1942 – Spring Valley Flood

On the evening of September 17, 1942, after a day of heavy rain, water began rolling through the streets of Spring Valley, in Pierce Co. The village, strung out along the Eau Galle River in a deep valley, hadĀ been inundatedĀ before, but this was no ordinary flood. By 11:30p.m., water in the streets was 12 to 20 feet deep, flowing at 12 to 15 miles an hour, and laden with logs, lumber, and dislodged buildings. Throughout the early morning hours of Sept. 18th, village residents became trapped in their homes or were carried downstream as buildings were swept off foundations and floated away. One couple spent the night chest-deep in water in their living room, holding their family dog above the water and fending off floating furniture. The raging torrent uprooted and twisted the tracks of the Northwestern Railroad like wire, and electricity and drinking water were unavailable for several days.
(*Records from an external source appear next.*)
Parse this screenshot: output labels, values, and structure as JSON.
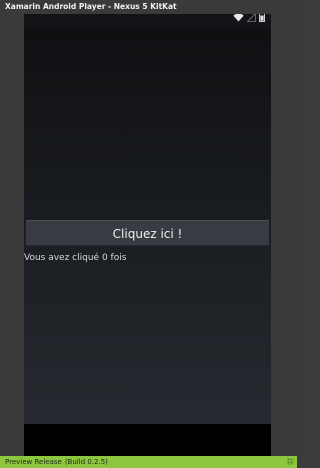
{
  "window": {
    "title": "Xamarin Android Player - Nexus 5 KitKat"
  },
  "status_bar": {
    "icons": [
      "wifi-icon",
      "signal-icon",
      "battery-icon"
    ]
  },
  "app": {
    "button_label": "Cliquez ici !",
    "count_text": "Vous avez cliqué 0 fois"
  },
  "footer": {
    "release_label": "Preview Release",
    "build_label": "(Build 0.2.5)"
  },
  "colors": {
    "accent_footer": "#8dc63f",
    "window_bg": "#3a3a3a",
    "button_bg": "#383c42"
  }
}
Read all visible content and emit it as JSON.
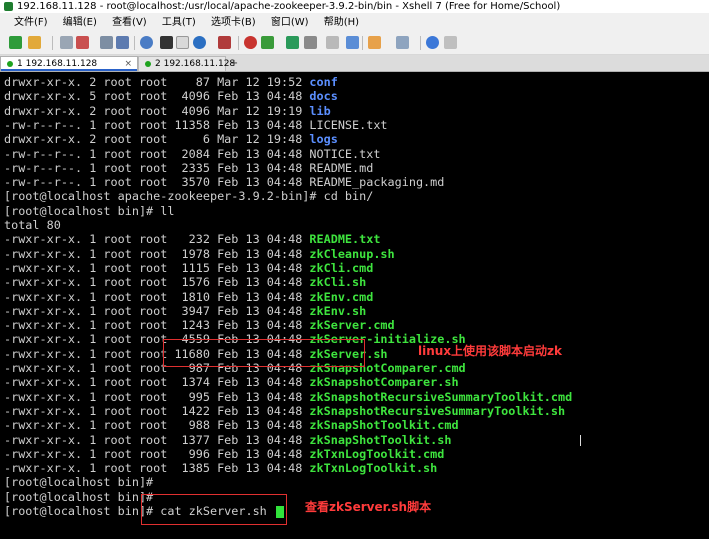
{
  "window": {
    "title": "192.168.11.128 - root@localhost:/usr/local/apache-zookeeper-3.9.2-bin/bin - Xshell 7 (Free for Home/School)"
  },
  "menu": [
    "文件(F)",
    "编辑(E)",
    "查看(V)",
    "工具(T)",
    "选项卡(B)",
    "窗口(W)",
    "帮助(H)"
  ],
  "tabs": [
    {
      "label": "1 192.168.11.128",
      "active": true
    },
    {
      "label": "2 192.168.11.128",
      "active": false
    }
  ],
  "terminal": {
    "lines": [
      {
        "perm": "drwxr-xr-x. 2 root root    87 Mar 12 19:52 ",
        "name": "conf",
        "kind": "dir"
      },
      {
        "perm": "drwxr-xr-x. 5 root root  4096 Feb 13 04:48 ",
        "name": "docs",
        "kind": "dir"
      },
      {
        "perm": "drwxr-xr-x. 2 root root  4096 Mar 12 19:19 ",
        "name": "lib",
        "kind": "dir"
      },
      {
        "perm": "-rw-r--r--. 1 root root 11358 Feb 13 04:48 ",
        "name": "LICENSE.txt",
        "kind": "file"
      },
      {
        "perm": "drwxr-xr-x. 2 root root     6 Mar 12 19:48 ",
        "name": "logs",
        "kind": "dir"
      },
      {
        "perm": "-rw-r--r--. 1 root root  2084 Feb 13 04:48 ",
        "name": "NOTICE.txt",
        "kind": "file"
      },
      {
        "perm": "-rw-r--r--. 1 root root  2335 Feb 13 04:48 ",
        "name": "README.md",
        "kind": "file"
      },
      {
        "perm": "-rw-r--r--. 1 root root  3570 Feb 13 04:48 ",
        "name": "README_packaging.md",
        "kind": "file"
      },
      {
        "perm": "[root@localhost apache-zookeeper-3.9.2-bin]# cd bin/",
        "name": "",
        "kind": "file"
      },
      {
        "perm": "[root@localhost bin]# ll",
        "name": "",
        "kind": "file"
      },
      {
        "perm": "total 80",
        "name": "",
        "kind": "file"
      },
      {
        "perm": "-rwxr-xr-x. 1 root root   232 Feb 13 04:48 ",
        "name": "README.txt",
        "kind": "exe"
      },
      {
        "perm": "-rwxr-xr-x. 1 root root  1978 Feb 13 04:48 ",
        "name": "zkCleanup.sh",
        "kind": "exe"
      },
      {
        "perm": "-rwxr-xr-x. 1 root root  1115 Feb 13 04:48 ",
        "name": "zkCli.cmd",
        "kind": "exe"
      },
      {
        "perm": "-rwxr-xr-x. 1 root root  1576 Feb 13 04:48 ",
        "name": "zkCli.sh",
        "kind": "exe"
      },
      {
        "perm": "-rwxr-xr-x. 1 root root  1810 Feb 13 04:48 ",
        "name": "zkEnv.cmd",
        "kind": "exe"
      },
      {
        "perm": "-rwxr-xr-x. 1 root root  3947 Feb 13 04:48 ",
        "name": "zkEnv.sh",
        "kind": "exe"
      },
      {
        "perm": "-rwxr-xr-x. 1 root root  1243 Feb 13 04:48 ",
        "name": "zkServer.cmd",
        "kind": "exe"
      },
      {
        "perm": "-rwxr-xr-x. 1 root root  4559 Feb 13 04:48 ",
        "name": "zkServer-initialize.sh",
        "kind": "exe"
      },
      {
        "perm": "-rwxr-xr-x. 1 root root 11680 Feb 13 04:48 ",
        "name": "zkServer.sh",
        "kind": "exe"
      },
      {
        "perm": "-rwxr-xr-x. 1 root root   987 Feb 13 04:48 ",
        "name": "zkSnapshotComparer.cmd",
        "kind": "exe"
      },
      {
        "perm": "-rwxr-xr-x. 1 root root  1374 Feb 13 04:48 ",
        "name": "zkSnapshotComparer.sh",
        "kind": "exe"
      },
      {
        "perm": "-rwxr-xr-x. 1 root root   995 Feb 13 04:48 ",
        "name": "zkSnapshotRecursiveSummaryToolkit.cmd",
        "kind": "exe"
      },
      {
        "perm": "-rwxr-xr-x. 1 root root  1422 Feb 13 04:48 ",
        "name": "zkSnapshotRecursiveSummaryToolkit.sh",
        "kind": "exe"
      },
      {
        "perm": "-rwxr-xr-x. 1 root root   988 Feb 13 04:48 ",
        "name": "zkSnapShotToolkit.cmd",
        "kind": "exe"
      },
      {
        "perm": "-rwxr-xr-x. 1 root root  1377 Feb 13 04:48 ",
        "name": "zkSnapShotToolkit.sh",
        "kind": "exe"
      },
      {
        "perm": "-rwxr-xr-x. 1 root root   996 Feb 13 04:48 ",
        "name": "zkTxnLogToolkit.cmd",
        "kind": "exe"
      },
      {
        "perm": "-rwxr-xr-x. 1 root root  1385 Feb 13 04:48 ",
        "name": "zkTxnLogToolkit.sh",
        "kind": "exe"
      },
      {
        "perm": "[root@localhost bin]#",
        "name": "",
        "kind": "file"
      },
      {
        "perm": "[root@localhost bin]#",
        "name": "",
        "kind": "file"
      },
      {
        "perm": "[root@localhost bin]# cat zkServer.sh ",
        "name": "",
        "kind": "file"
      }
    ]
  },
  "annotations": {
    "start_script": "linux上使用该脚本启动zk",
    "view_script": "查看zkServer.sh脚本"
  },
  "colors": {
    "dir": "#5b8fff",
    "exe": "#3ee43e",
    "annotation": "#ff3b3b",
    "cursor": "#31e33b"
  }
}
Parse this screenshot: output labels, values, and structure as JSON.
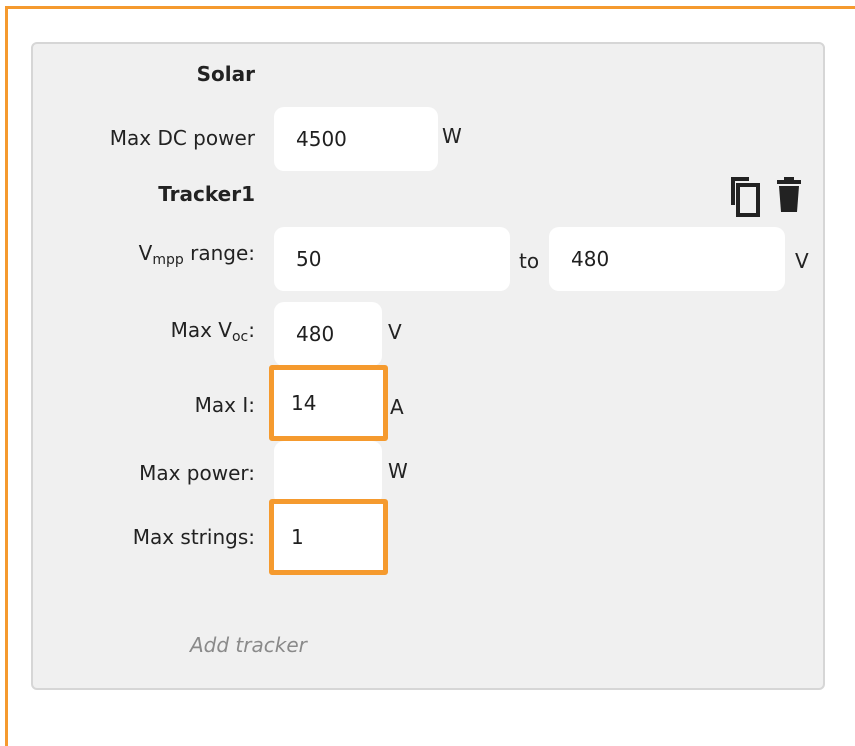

Miraculously, there were no deaths or serious injuries. [Sources: Spring Valley Sun, Sept. 24, Oct. 1, Oct. 8, 1942; Dorie Haugen and Doug Blegen, "Spring Valley, Wisconsin" at www.pc-4-fun.com/springvalley.html]